Since we left Victoria, one thing has been a bit of a surprise for us. We really thought that the number of boats out cruising would seriously diminish after Labor Day, which is celebrated on the same day in both countries. We were wrong. This has been our third passage through BC’s Gulf Islands, once before in June and once during early September. The past week has been a bit shocking as there have been at least twice the number of boats everywhere we have stopped as there have been on previous visits to the same places. We dearly hope that this pattern changes by the time we get up to Princess Louisa Inlet and we may have the luxury once again of small or even no crowds of other boats and people.
Have to go now. The Seahawks are going to play the San Francisco Forty Niners during the nationally televised Sunday Night Football Game.
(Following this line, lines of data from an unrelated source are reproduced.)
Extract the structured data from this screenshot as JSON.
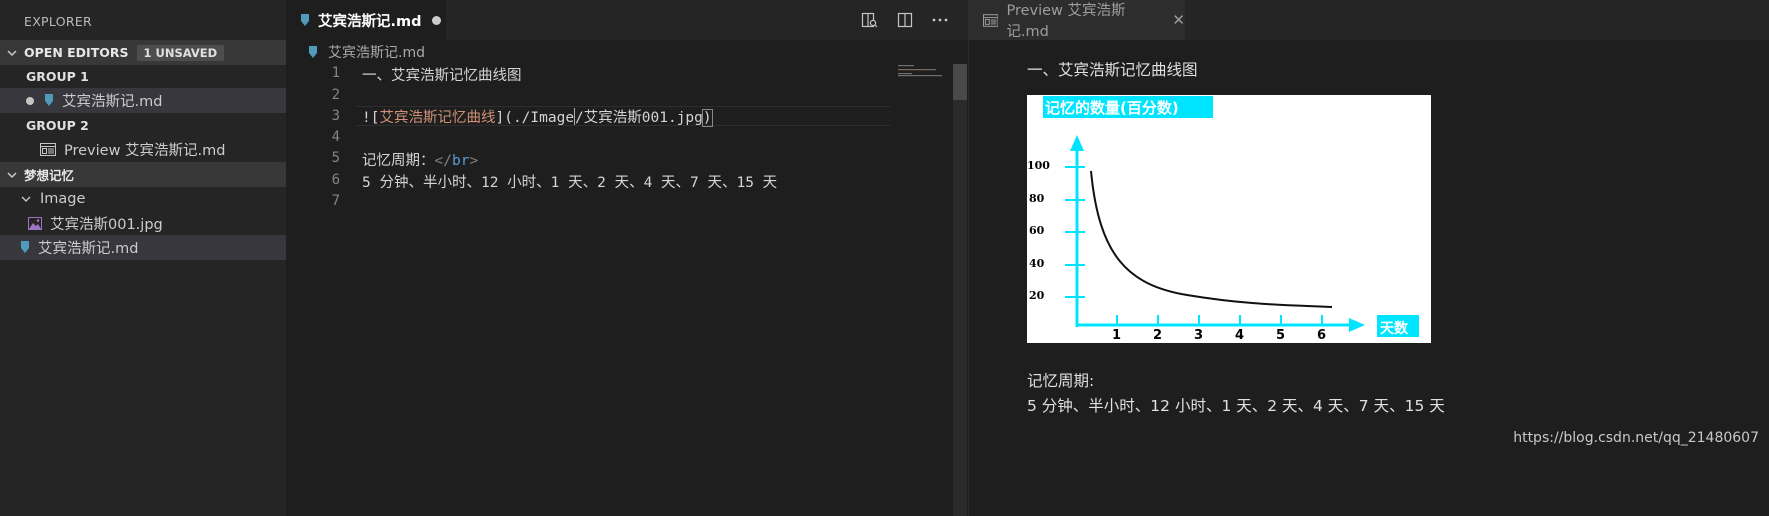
{
  "explorer": {
    "title": "EXPLORER",
    "open_editors": {
      "label": "OPEN EDITORS",
      "badge": "1 UNSAVED",
      "group1_label": "GROUP 1",
      "group1_file": "艾宾浩斯记.md",
      "group2_label": "GROUP 2",
      "group2_file": "Preview 艾宾浩斯记.md"
    },
    "workspace": {
      "label": "梦想记忆",
      "folder": "Image",
      "image_file": "艾宾浩斯001.jpg",
      "md_file": "艾宾浩斯记.md"
    }
  },
  "editor": {
    "tab_label": "艾宾浩斯记.md",
    "breadcrumb": "艾宾浩斯记.md",
    "line_numbers": [
      "1",
      "2",
      "3",
      "4",
      "5",
      "6",
      "7"
    ],
    "lines": {
      "l1": "一、艾宾浩斯记忆曲线图",
      "l3_prefix": "![",
      "l3_alt": "艾宾浩斯记忆曲线",
      "l3_mid": "](",
      "l3_path_a": "./Image",
      "l3_path_b": "/艾宾浩斯001.jpg",
      "l3_end": ")",
      "l5_text": "记忆周期：",
      "l5_tag_open": "</",
      "l5_tag_name": "br",
      "l5_tag_close": ">",
      "l6": "5 分钟、半小时、12 小时、1 天、2 天、4 天、7 天、15 天"
    }
  },
  "preview": {
    "tab_label": "Preview 艾宾浩斯记.md",
    "heading": "一、艾宾浩斯记忆曲线图",
    "image": {
      "y_title": "记忆的数量(百分数)",
      "x_title": "天数",
      "y_ticks": [
        "100",
        "80",
        "60",
        "40",
        "20"
      ],
      "x_ticks": [
        "1",
        "2",
        "3",
        "4",
        "5",
        "6"
      ]
    },
    "period_label": "记忆周期:",
    "period_text": "5 分钟、半小时、12 小时、1 天、2 天、4 天、7 天、15 天"
  },
  "watermark": "https://blog.csdn.net/qq_21480607",
  "colors": {
    "accent_md_icon": "#519aba",
    "image_icon": "#a074c4",
    "chart_axis": "#00e5ff"
  }
}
In addition to being a heated divisional rivalry, the Seahawks first home game of the season and being televised nationally, I have been advised that the people from the Guinness Book of Records will be on hand to monitor the game for being potentially the loudest sporting event in recorded history. Seattle fans have always been proud of the vocal support for their teams and they will now have a chance to be proven the most vocal ever. A few years ago, Kris and I had the good fortune to attend an exciting playoff victory for the Seahawks. The crowd noise was so deafening during an eighty plus yard touchdown run by Marshawn Lynch that the local seismometers started bobbing about. People wondered if maybe Seattle had suffered another earthquake. This promises to be an even bigger crowd event that we will watch from the only licensed floating pub in Canada, appropriately named The Dingy Dock Pub.
We’ll leave a light on for you.